Example of Team Roping competition in a rodeo
Photo by Joekoz451 - Own work. Licensed under Copyrighted free use via Wikimedia Commons

Before building his remodeling business, Tim Shigley earned his keep in part by competing in team roping competitions at rodeos across the West. The Wichita, Kan.-based Shigley, owner of Shigley Building Co. and the 2016 NAHB Remodelers chair, says he owes his success as a remodeler partly to what his rodeo mentors taught him 25 years ago about how to rope a steer. Here is Shigley's explanation of the four key elements in team roping and how they apply to your work.

Roping TermWhat It MeansRemodeling's Translation
PositionA well-trained horse will gallop to the right spot alongside the steer every time. A horse that takes the right "shot" makes it possible for you to make the same type of throw every time, thus increasing your chances of success."I was lucky. I had a horse named Tommy that took me to the exact shot every time," Shigley says. Then in remodeling, I put myself in the same position in the marketplace so that my story was the same with my marketing and advertising. I put myself in the spot to make a good pitch."
SwingAs your horse comes to the right spot aside the steer, figure out how big a loop in your rope that you'll need to cast it over the steer's horns. Over time, you'll get to the point where you'll act so naturally you'll need to make only minor adjustments in the loop before you throw."The swing is my message, with minor tweaks. It wasn't sizing up the customer so much as it was sizing up the market and then getting same message getting out there."
TargetLocate where you want to cast your rope."This was determining where in town I wanted to do the work and what scale I wanted to do--what target I wanted to hiti. That niche was my customer base."
DeliveryThrow the rope, pull the slack, "dally up" (by wrapping the loop around the saddle horn), slow the steer, and turn him to the left so that your teammate can do his job: Making a clean shot roping the steer's back heels."Delivery is about what mechanisms I was using. At one time I had radio, print, and direct mail. Those were the ways I had to hit my target. Then I learned with time to how to adjust my loop. My target was hitting that group of people, and slowly had direct the customer after the delivery. You didn't want the steer to get out of control." 
Tim Shigley, a remodeler based in Wichita, Kan.
Tim Shigley today. Photo courtesy of NAHB

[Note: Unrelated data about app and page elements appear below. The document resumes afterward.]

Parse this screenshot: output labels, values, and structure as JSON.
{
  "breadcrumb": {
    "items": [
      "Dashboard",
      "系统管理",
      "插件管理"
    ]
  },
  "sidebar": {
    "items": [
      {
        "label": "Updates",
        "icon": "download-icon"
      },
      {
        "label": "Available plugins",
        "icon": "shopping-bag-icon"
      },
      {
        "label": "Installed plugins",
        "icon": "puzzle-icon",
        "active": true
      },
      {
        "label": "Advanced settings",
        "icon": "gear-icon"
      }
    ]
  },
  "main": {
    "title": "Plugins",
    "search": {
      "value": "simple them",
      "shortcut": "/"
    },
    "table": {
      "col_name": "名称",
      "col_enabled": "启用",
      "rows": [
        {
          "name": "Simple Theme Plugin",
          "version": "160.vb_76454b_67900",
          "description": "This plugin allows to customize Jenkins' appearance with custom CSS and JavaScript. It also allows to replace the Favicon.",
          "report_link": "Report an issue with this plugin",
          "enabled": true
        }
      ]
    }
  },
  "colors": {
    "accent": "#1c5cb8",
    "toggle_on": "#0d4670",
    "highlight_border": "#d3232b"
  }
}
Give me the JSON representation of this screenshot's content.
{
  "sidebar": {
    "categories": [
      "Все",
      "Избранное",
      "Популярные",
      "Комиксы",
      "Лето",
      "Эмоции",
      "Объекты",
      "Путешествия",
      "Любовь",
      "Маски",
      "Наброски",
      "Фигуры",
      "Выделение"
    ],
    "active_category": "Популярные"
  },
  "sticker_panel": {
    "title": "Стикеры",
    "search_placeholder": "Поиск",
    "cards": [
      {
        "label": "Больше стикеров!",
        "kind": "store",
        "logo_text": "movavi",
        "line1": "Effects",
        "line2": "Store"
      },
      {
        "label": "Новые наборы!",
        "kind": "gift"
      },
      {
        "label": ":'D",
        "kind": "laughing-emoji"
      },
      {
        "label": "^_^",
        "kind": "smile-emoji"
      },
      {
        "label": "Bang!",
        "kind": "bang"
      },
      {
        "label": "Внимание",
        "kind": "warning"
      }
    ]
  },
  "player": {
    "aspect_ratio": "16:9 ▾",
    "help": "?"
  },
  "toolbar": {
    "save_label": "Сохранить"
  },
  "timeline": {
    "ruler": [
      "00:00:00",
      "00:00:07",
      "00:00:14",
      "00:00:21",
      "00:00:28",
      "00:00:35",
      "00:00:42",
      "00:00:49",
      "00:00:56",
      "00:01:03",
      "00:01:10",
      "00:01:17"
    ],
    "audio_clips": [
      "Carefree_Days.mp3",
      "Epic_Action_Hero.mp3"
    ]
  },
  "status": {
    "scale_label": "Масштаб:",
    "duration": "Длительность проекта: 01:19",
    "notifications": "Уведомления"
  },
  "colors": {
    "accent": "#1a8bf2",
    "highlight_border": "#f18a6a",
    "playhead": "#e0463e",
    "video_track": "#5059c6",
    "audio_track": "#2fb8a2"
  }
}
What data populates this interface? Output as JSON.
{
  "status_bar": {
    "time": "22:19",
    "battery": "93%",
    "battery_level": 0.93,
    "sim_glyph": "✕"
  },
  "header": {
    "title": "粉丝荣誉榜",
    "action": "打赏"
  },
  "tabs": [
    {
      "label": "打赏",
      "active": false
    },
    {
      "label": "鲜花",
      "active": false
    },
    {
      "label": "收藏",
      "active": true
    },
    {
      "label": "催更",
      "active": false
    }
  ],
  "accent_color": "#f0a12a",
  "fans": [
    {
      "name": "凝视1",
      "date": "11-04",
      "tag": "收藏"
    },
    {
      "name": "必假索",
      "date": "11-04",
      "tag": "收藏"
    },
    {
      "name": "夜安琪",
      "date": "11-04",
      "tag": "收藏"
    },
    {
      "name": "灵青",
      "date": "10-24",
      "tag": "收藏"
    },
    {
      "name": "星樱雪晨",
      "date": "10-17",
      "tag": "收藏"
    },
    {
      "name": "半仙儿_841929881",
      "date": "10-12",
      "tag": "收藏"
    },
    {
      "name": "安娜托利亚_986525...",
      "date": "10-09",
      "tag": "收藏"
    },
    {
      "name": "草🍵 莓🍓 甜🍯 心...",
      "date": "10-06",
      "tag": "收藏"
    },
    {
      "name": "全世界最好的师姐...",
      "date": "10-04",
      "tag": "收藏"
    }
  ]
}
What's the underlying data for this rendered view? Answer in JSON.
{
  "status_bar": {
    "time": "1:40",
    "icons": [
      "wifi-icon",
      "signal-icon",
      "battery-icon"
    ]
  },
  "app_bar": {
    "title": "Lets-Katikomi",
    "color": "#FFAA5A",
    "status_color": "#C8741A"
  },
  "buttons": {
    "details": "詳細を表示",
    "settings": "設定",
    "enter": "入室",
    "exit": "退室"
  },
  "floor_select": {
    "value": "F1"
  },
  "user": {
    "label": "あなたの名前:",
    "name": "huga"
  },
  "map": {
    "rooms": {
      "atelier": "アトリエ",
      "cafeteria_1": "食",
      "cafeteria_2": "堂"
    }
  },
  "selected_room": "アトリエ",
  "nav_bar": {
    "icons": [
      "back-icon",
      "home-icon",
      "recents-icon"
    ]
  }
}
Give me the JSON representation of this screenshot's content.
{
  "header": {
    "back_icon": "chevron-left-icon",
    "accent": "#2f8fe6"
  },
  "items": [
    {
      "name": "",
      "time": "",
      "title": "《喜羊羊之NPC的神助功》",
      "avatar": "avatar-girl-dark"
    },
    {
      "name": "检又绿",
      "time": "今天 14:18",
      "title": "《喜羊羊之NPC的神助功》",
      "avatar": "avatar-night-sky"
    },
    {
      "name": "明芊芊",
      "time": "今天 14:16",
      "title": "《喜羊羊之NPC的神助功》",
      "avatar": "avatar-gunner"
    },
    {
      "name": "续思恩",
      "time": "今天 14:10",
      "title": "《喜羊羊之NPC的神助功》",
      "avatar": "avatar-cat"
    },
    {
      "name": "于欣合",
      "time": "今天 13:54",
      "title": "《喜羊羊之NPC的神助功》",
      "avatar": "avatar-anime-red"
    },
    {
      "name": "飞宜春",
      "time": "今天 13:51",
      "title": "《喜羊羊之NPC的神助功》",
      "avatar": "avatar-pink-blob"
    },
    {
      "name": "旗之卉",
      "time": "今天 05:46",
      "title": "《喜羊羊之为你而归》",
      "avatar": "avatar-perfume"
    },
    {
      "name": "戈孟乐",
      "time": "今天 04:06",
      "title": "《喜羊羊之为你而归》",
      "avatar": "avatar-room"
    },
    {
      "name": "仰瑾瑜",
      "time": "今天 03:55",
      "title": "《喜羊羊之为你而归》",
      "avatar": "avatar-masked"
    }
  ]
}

"If you don't execute all of them perfectly, it won't be a successful run," Shigley says. "If you don't, you're just throwing out there in the wind." We're not sure if he was referring here to team roping or to remodeling. Probably both.